In his June 9 webcall to investors for Noront’s annual regional meeting, Coutts addressed the Australian elephant in the room by methodically walking shareholders through the process of digesting Wyloo’s unsolicited $133-million bid to acquire the Toronto junior miner before delving into his company’s ambitious plans for 2021 and beyond.

Wyloo came aboard last December as Noront’s biggest shareholder at 23 per cent before announcing its intention to make an all-out bid to pick up all the common shares of Noront it does not currently own. Continue Reading →

Enviro programs should be added, not cut – by David Farrow (Sudbury Star – June 10, 2021)

David Farrow is the Ontario Liberal Party candidate for Sudbury in next year’s provincial election.

During my first trip to Sudbury in 1985, I remember the area looking barren with little to no vegetation. It was a shock to someone who was a first-time visitor to the city.

Thankfully, local leaders have taken steps since then to restore the landscape and beautify our community, producing world-class results, in no small part due to the excellent environmental research and teaching at Laurentian University. It made the business hub of Northern Ontario a better place to live.

Shockingly, Laurentian’s School of the Environment and environmental programming, so important to the fabric of our city, have been gutted by the recent Companies’ Creditors Arrangement Act proceedings, alongside other vital areas of study. This is a mistake, one that will have consequences in the years to come. Continue Reading →

The Ring of Fire road is a ‘game-changing’ project to these realtors – by Staff (Northern Ontario Business – June 8, 2021)

Far North route, better rural connectivity makes Ontario Real Estate Association’s top infrastructure to-do list

The Ring of Fire and its would-be road made the Ontario Real Estate Association’s (OREA) Top 10 list of “game-changing” infrastructure projects in the province.

A Strategic Transportation Link to Ontario’s Ring of Fire ranked eighth behind a raft of transit and rail projects in the Greater Toronto Area, eastern and southwestern Ontario.

OREA called the Far North exploration camp, Canada’s “largest known source of untapped mineral wealth,” but it faces huge logistical challenge to reach the stranded nickel, chromite and base metal deposits due to the area’s remoteness. Continue Reading →

Yukon government, creditor take disputes over Wolverine mine to Supreme Court of Canada – by Jackie Hong (CBC News North – June 7, 2021)

The Yukon government and a biotech company that loaned money to the now-bankrupt owner of the Wolverine mine have taken their disputes over who gets what’s left of the mine’s assets to the country’s highest court.

The territorial government, represented by the minister of energy, mines and resources, as well as Welichem Research General Partnership filed separate notices of application for leave to appeal to the Supreme Court of Canada on May 4.

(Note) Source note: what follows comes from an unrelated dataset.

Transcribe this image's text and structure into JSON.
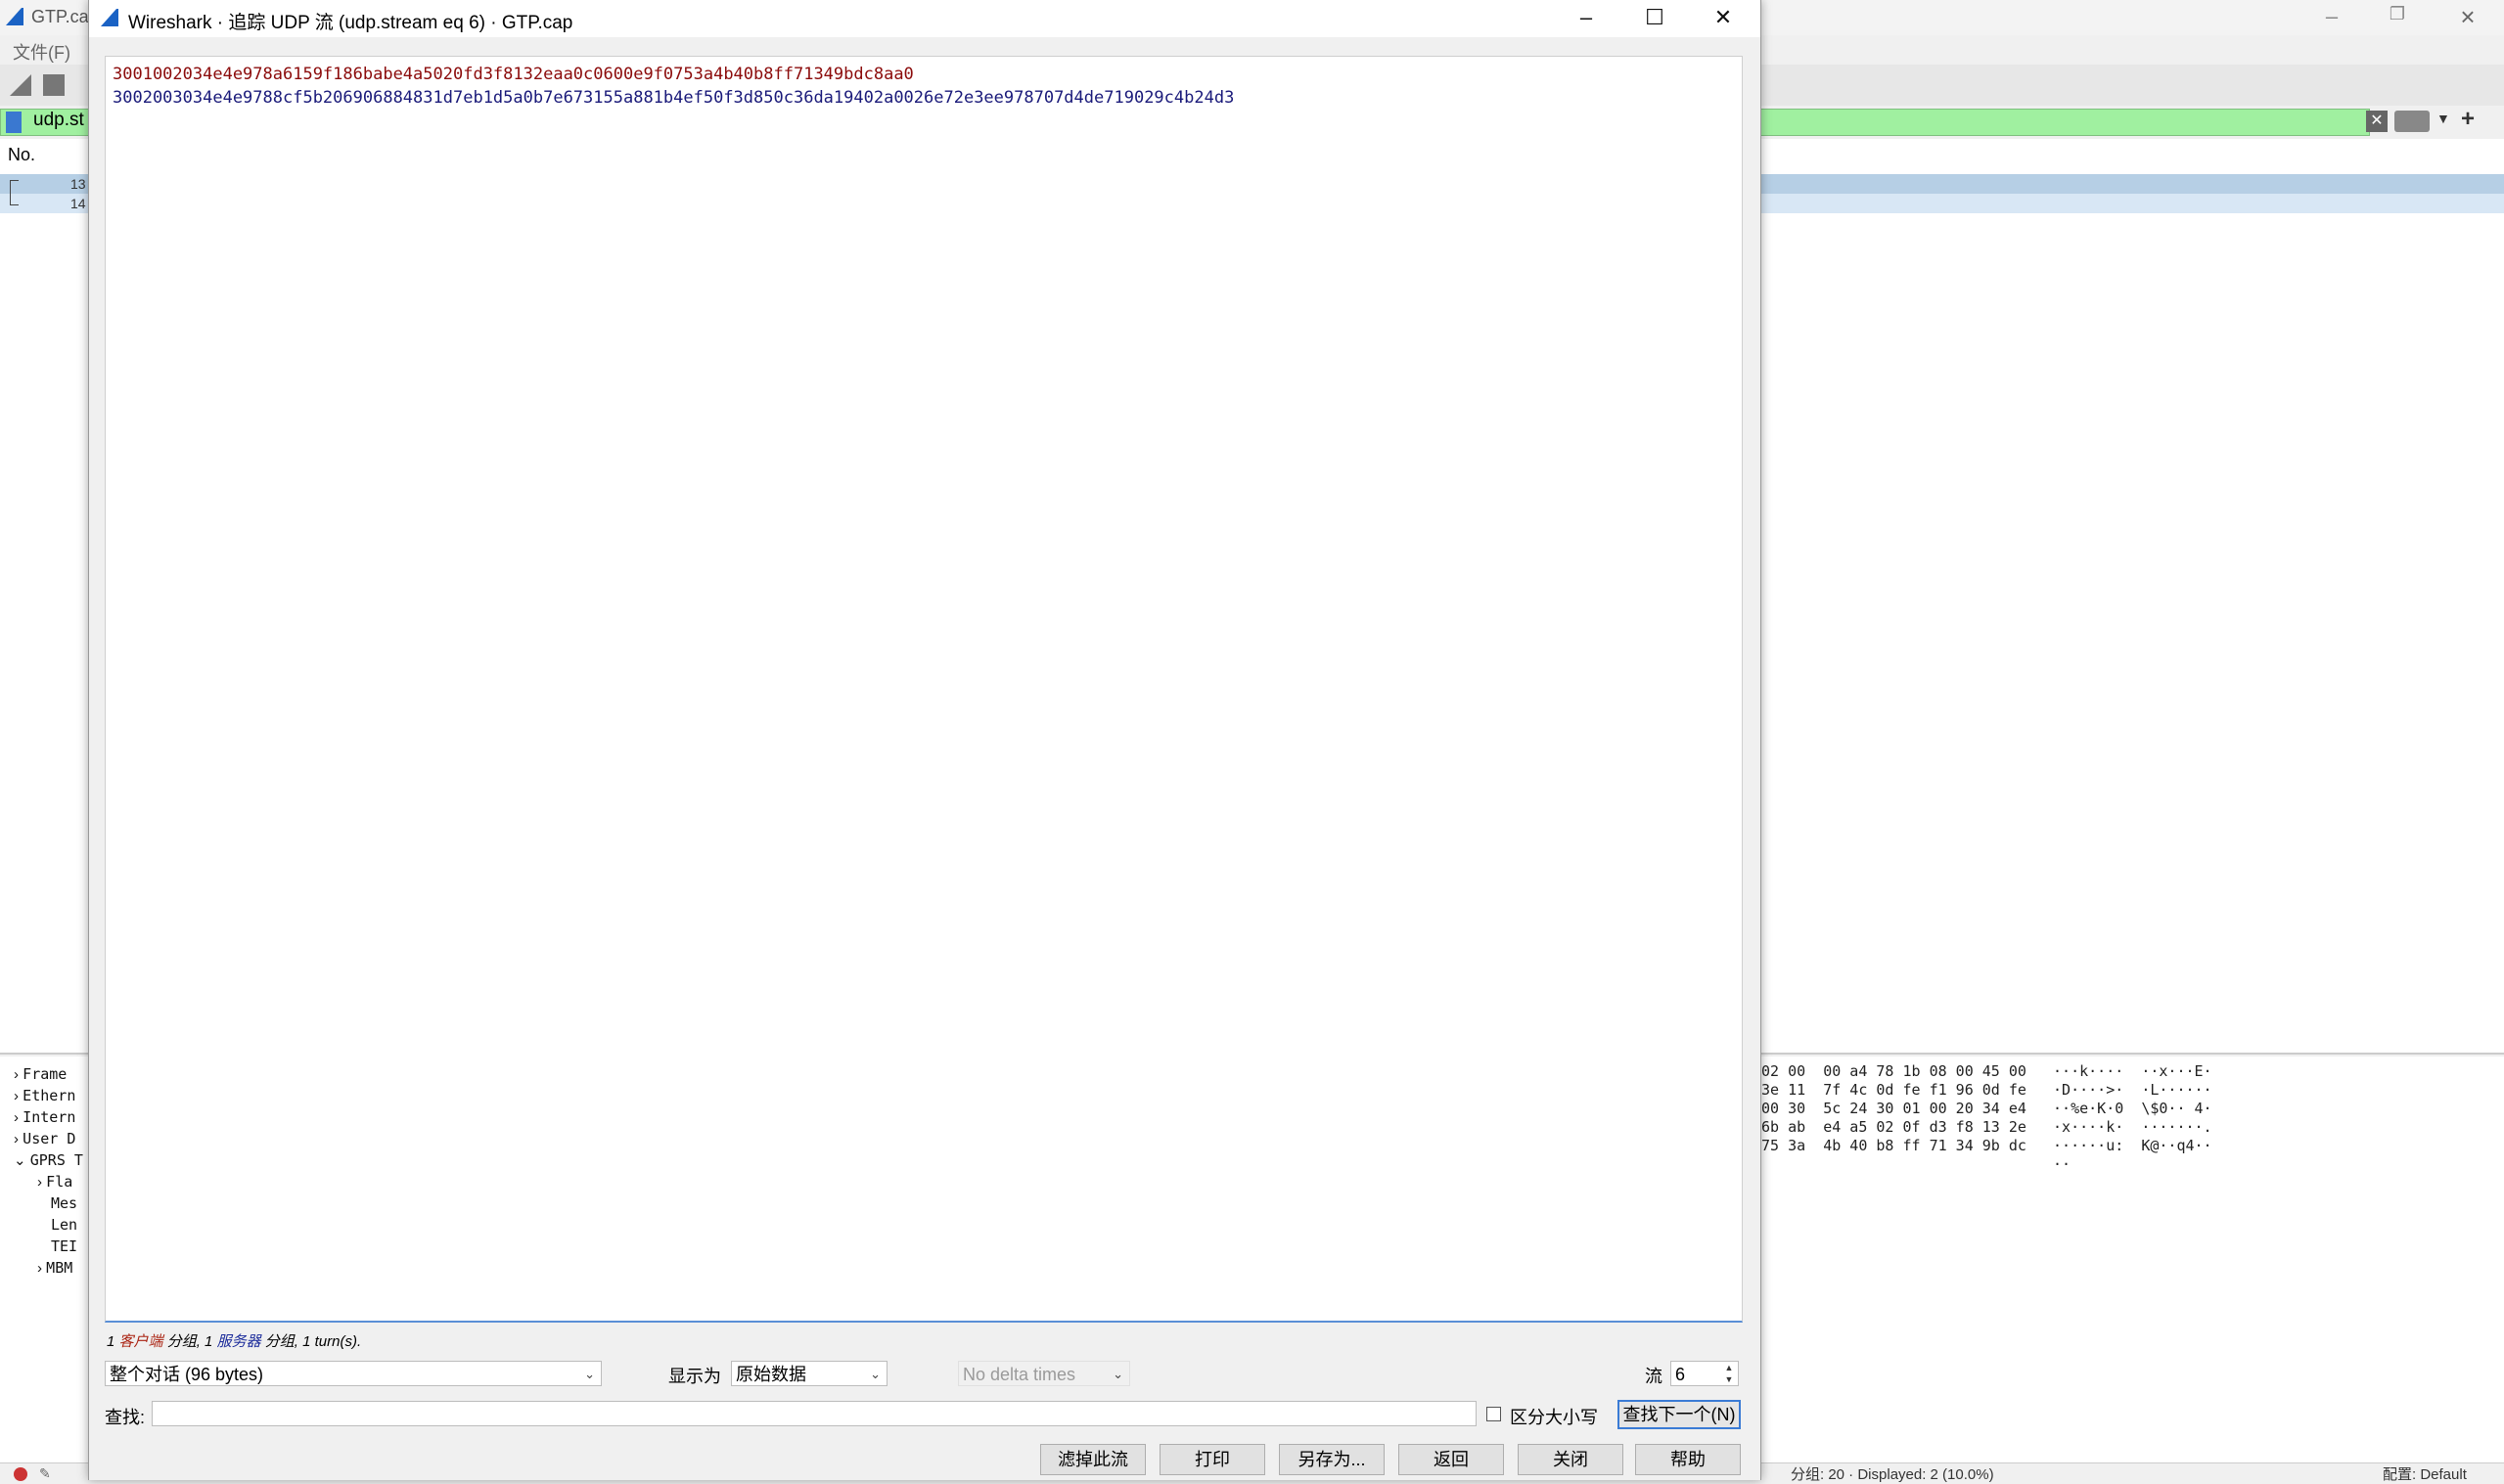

The files were opened on May 27, although the Supreme Court of Canada has yet to decide on whether it will actually hear either case. Continue Reading →